Input: ${\displaystyle t}$, ${\displaystyle \alpha }$, ${\displaystyle {\textrm {Ext}}v'''Output''':[itex]u}$

• split ${\displaystyle t}$ into ${\displaystyle t=(t^{(1)},t^{(2)})}$ where ${\displaystyle |t^{(1)}|}$ and ${\displaystyle |t^{(2)}|}$ are determined by ${\displaystyle {\textrm {Ext}}}$
• ${\displaystyle n\leftarrow {\big \lfloor }{\frac {|t^{(1)}|}{2}}{\big \rfloor }}$
• initialize arrays ${\displaystyle r}$, ${\displaystyle s}$ of length ${\displaystyle n}$
• For ${\displaystyle i\leftarrow 1}$ to ${\displaystyle n}$:
• prepare state ${\displaystyle |\Psi ^{+}\rangle }$ and share across devices A and B
• ${\displaystyle x_{i}\leftarrow t_{i}^{(1)}}$
• ${\displaystyle y_{i}\leftarrow t_{i+1}^{(1)}}$
• ${\displaystyle a_{i}\leftarrow }$ measurement result from device A in basis ${\displaystyle A_{bases}[x_{i}]}$

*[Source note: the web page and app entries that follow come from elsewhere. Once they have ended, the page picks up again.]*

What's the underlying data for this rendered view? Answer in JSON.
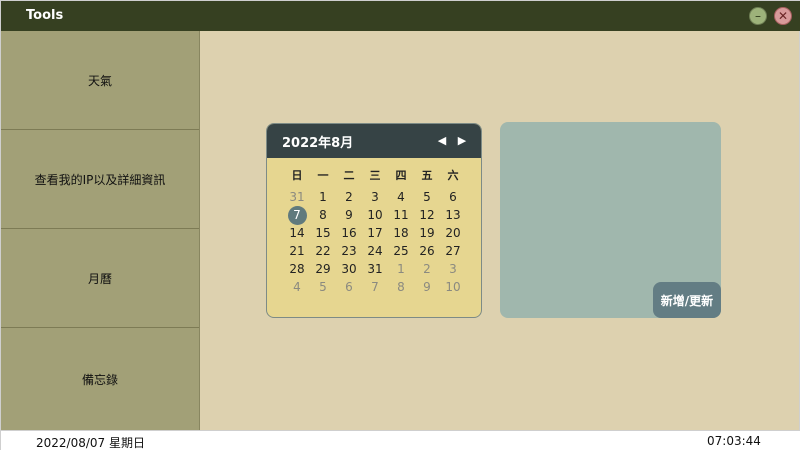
{
  "window": {
    "title": "Tools",
    "minimize_symbol": "–",
    "close_symbol": "✕",
    "colors": {
      "titlebar": "#364021",
      "content": "#ddd1af",
      "sidebar": "#a2a077"
    }
  },
  "sidebar": {
    "items": [
      {
        "label": "天氣"
      },
      {
        "label": "查看我的IP以及詳細資訊"
      },
      {
        "label": "月曆"
      },
      {
        "label": "備忘錄"
      }
    ]
  },
  "calendar": {
    "month_label": "2022年8月",
    "prev_icon": "◀",
    "next_icon": "▶",
    "weekdays": [
      "日",
      "一",
      "二",
      "三",
      "四",
      "五",
      "六"
    ],
    "weeks": [
      [
        {
          "d": "31",
          "other": true
        },
        {
          "d": "1"
        },
        {
          "d": "2"
        },
        {
          "d": "3"
        },
        {
          "d": "4"
        },
        {
          "d": "5"
        },
        {
          "d": "6"
        }
      ],
      [
        {
          "d": "7",
          "today": true
        },
        {
          "d": "8"
        },
        {
          "d": "9"
        },
        {
          "d": "10"
        },
        {
          "d": "11"
        },
        {
          "d": "12"
        },
        {
          "d": "13"
        }
      ],
      [
        {
          "d": "14"
        },
        {
          "d": "15"
        },
        {
          "d": "16"
        },
        {
          "d": "17"
        },
        {
          "d": "18"
        },
        {
          "d": "19"
        },
        {
          "d": "20"
        }
      ],
      [
        {
          "d": "21"
        },
        {
          "d": "22"
        },
        {
          "d": "23"
        },
        {
          "d": "24"
        },
        {
          "d": "25"
        },
        {
          "d": "26"
        },
        {
          "d": "27"
        }
      ],
      [
        {
          "d": "28"
        },
        {
          "d": "29"
        },
        {
          "d": "30"
        },
        {
          "d": "31"
        },
        {
          "d": "1",
          "other": true
        },
        {
          "d": "2",
          "other": true
        },
        {
          "d": "3",
          "other": true
        }
      ],
      [
        {
          "d": "4",
          "other": true
        },
        {
          "d": "5",
          "other": true
        },
        {
          "d": "6",
          "other": true
        },
        {
          "d": "7",
          "other": true
        },
        {
          "d": "8",
          "other": true
        },
        {
          "d": "9",
          "other": true
        },
        {
          "d": "10",
          "other": true
        }
      ]
    ],
    "colors": {
      "body": "#e6d690",
      "header": "#364345",
      "today": "#607a7d"
    }
  },
  "memo": {
    "button_label": "新增/更新",
    "colors": {
      "panel": "#a0b7ad",
      "button": "#637d84"
    }
  },
  "statusbar": {
    "date": "2022/08/07 星期日",
    "time": "07:03:44"
  }
}
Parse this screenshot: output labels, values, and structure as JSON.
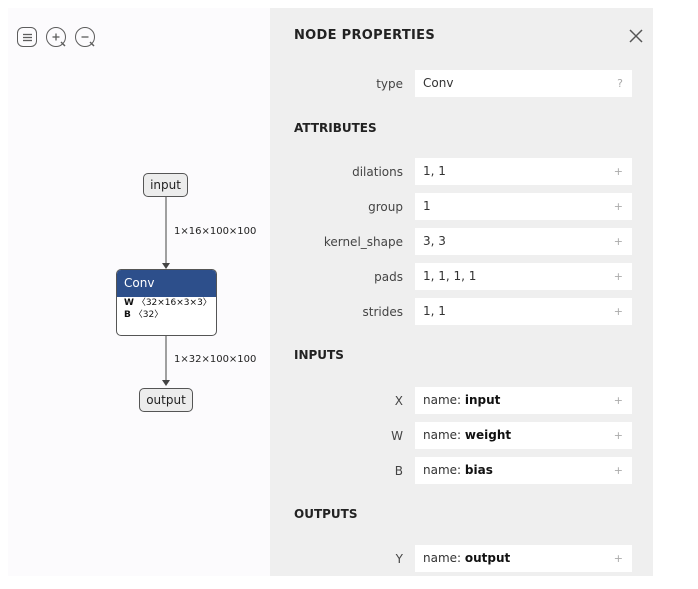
{
  "toolbar": {
    "menu_icon": "menu-icon",
    "zoom_in_icon": "zoom-in-icon",
    "zoom_out_icon": "zoom-out-icon"
  },
  "graph": {
    "input_node": "input",
    "output_node": "output",
    "edge_top": "1×16×100×100",
    "edge_bottom": "1×32×100×100",
    "conv": {
      "title": "Conv",
      "w_name": "W",
      "w_shape": "〈32×16×3×3〉",
      "b_name": "B",
      "b_shape": "〈32〉",
      "header_color": "#2d4f8b"
    }
  },
  "panel": {
    "title": "NODE PROPERTIES",
    "type_label": "type",
    "type_value": "Conv",
    "type_action": "?",
    "sections": {
      "attributes": "ATTRIBUTES",
      "inputs": "INPUTS",
      "outputs": "OUTPUTS"
    },
    "attributes": [
      {
        "label": "dilations",
        "value": "1, 1"
      },
      {
        "label": "group",
        "value": "1"
      },
      {
        "label": "kernel_shape",
        "value": "3, 3"
      },
      {
        "label": "pads",
        "value": "1, 1, 1, 1"
      },
      {
        "label": "strides",
        "value": "1, 1"
      }
    ],
    "inputs": [
      {
        "label": "X",
        "key": "name: ",
        "value": "input"
      },
      {
        "label": "W",
        "key": "name: ",
        "value": "weight"
      },
      {
        "label": "B",
        "key": "name: ",
        "value": "bias"
      }
    ],
    "outputs": [
      {
        "label": "Y",
        "key": "name: ",
        "value": "output"
      }
    ],
    "expand_symbol": "+"
  }
}
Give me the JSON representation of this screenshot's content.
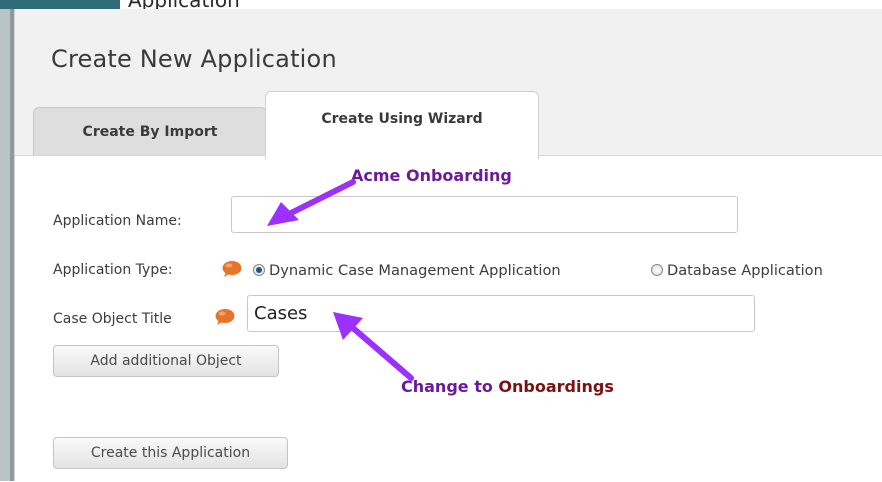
{
  "background_window": {
    "partial_title": "Application"
  },
  "dialog": {
    "title": "Create New Application",
    "tabs": [
      {
        "label": "Create By Import",
        "active": false
      },
      {
        "label": "Create Using Wizard",
        "active": true
      }
    ],
    "form": {
      "application_name": {
        "label": "Application Name:",
        "value": ""
      },
      "application_type": {
        "label": "Application Type:",
        "options": [
          {
            "label": "Dynamic Case Management Application",
            "selected": true
          },
          {
            "label": "Database Application",
            "selected": false
          }
        ]
      },
      "case_object_title": {
        "label": "Case Object Title",
        "value": "Cases"
      },
      "add_object_button": "Add additional Object",
      "create_button": "Create this Application"
    }
  },
  "annotations": {
    "name_hint": "Acme Onboarding",
    "title_hint_prefix": "Change to ",
    "title_hint_value": "Onboardings"
  },
  "colors": {
    "annotation_purple": "#6b1a9a",
    "annotation_dark_red": "#7a1212",
    "arrow": "#9b30ff",
    "help_bubble": "#e8732a",
    "header_strip": "#2f6a78"
  },
  "icons": {
    "help": "speech-bubble-icon",
    "arrow": "annotation-arrow-icon"
  }
}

• ${\displaystyle b_{i}\leftarrow }$ measurement result from device B in basis ${\displaystyle B_{bases}[y_{i}]}$
• ${\displaystyle s[i]\leftarrow (x_{i},y_{i})}$
• ${\displaystyle r[i]\leftarrow (a_{i},b_{i})}$

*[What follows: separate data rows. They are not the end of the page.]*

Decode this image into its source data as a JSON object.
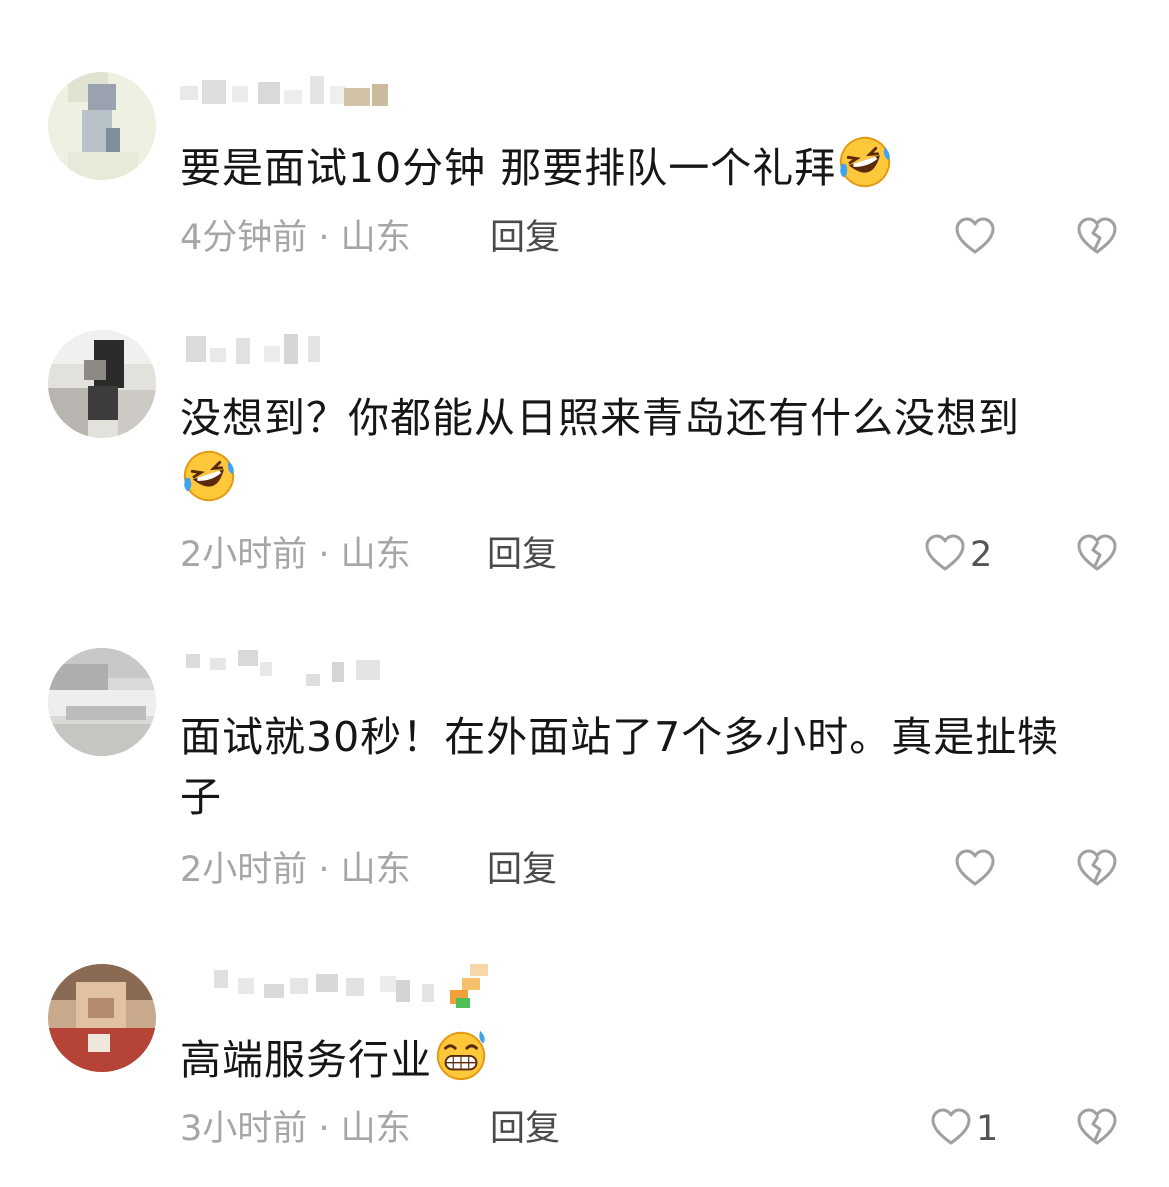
{
  "comments": [
    {
      "content": "要是面试10分钟 那要排队一个礼拜",
      "emoji": "rofl-emoji",
      "time_location": "4分钟前 · 山东",
      "reply_label": "回复",
      "likes": ""
    },
    {
      "content": "没想到？你都能从日照来青岛还有什么没想到",
      "emoji": "rofl-emoji",
      "time_location": "2小时前 · 山东",
      "reply_label": "回复",
      "likes": "2"
    },
    {
      "content": "面试就30秒！在外面站了7个多小时。真是扯犊子",
      "emoji": "",
      "time_location": "2小时前 · 山东",
      "reply_label": "回复",
      "likes": ""
    },
    {
      "content": "高端服务行业",
      "emoji": "grinning-sweat-emoji",
      "time_location": "3小时前 · 山东",
      "reply_label": "回复",
      "likes": "1"
    }
  ],
  "icons": {
    "like": "heart-outline-icon",
    "dislike": "broken-heart-icon"
  },
  "colors": {
    "text": "#161616",
    "meta": "#a6a6a6",
    "reply": "#4a4a4a",
    "icon": "#a0a0a0"
  }
}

• ${\displaystyle {\hat {I}}\leftarrow 0}$
• ${\displaystyle i\leftarrow 1}$ to ${\displaystyle n}$:
• ${\displaystyle x_{i},y_{i}\leftarrow s[i]}$
• ${\displaystyle a_{i},b_{i}\leftarrow r[i]}$
• ${\displaystyle {\hat {I}}\leftarrow {\hat {I}}+{\frac {4}{n}}(-1)^{x_{i}\wedge y_{i}}(-1)^{a_{i}\oplus b_{i}}}$
• ${\displaystyle \epsilon \leftarrow 4{\sqrt {-{\frac {2{\sqrt {2}}}{n}}\ln {(1-\alpha )}}}}$
• ${\displaystyle k\leftarrow nf{\big (}{\hat {I}}-\epsilon {\big )}}$
• flatten ${\displaystyle r}$ into an array of bits
• ${\displaystyle {\overline {r}}\leftarrow {\textrm {Ext}}(r,t^{(2)},k)}$
• ${\displaystyle u\leftarrow (t,{\overline {r}})}$

## Further Information

• Pironio et. al. implement the protocol using two ionic Yttrium qubits, separated by a distance of ${\displaystyle 1}$, and a uniform probability distribution (i.e. ${\displaystyle P(x,y)={\frac {1}{4}}}$). Over the course of one month, they were able to produce ${\displaystyle n=3016}$ entanglements and recorded a correlation of ${\displaystyle {\hat {I}}=2.414}$; implying at least 42 new random qubits had been produced with a confidence of 99%. The seed used in the experiment was generated from a combination of sources: radioactive decay, atmospheric noise and network activity on a remote computer.
• The protocol presented here implements the simplest design choices throughout. It is possible to use arbitrary Bell inequalities (rather than the CHSH inequality), to use the seed to generate ${\displaystyle x_{i}}$ and ${\displaystyle y_{i}}$ from some joint probability distribution ${\displaystyle P(x,y)}$, and to contsruct the protocol with more than two devices.
contributed by Neil Mcblane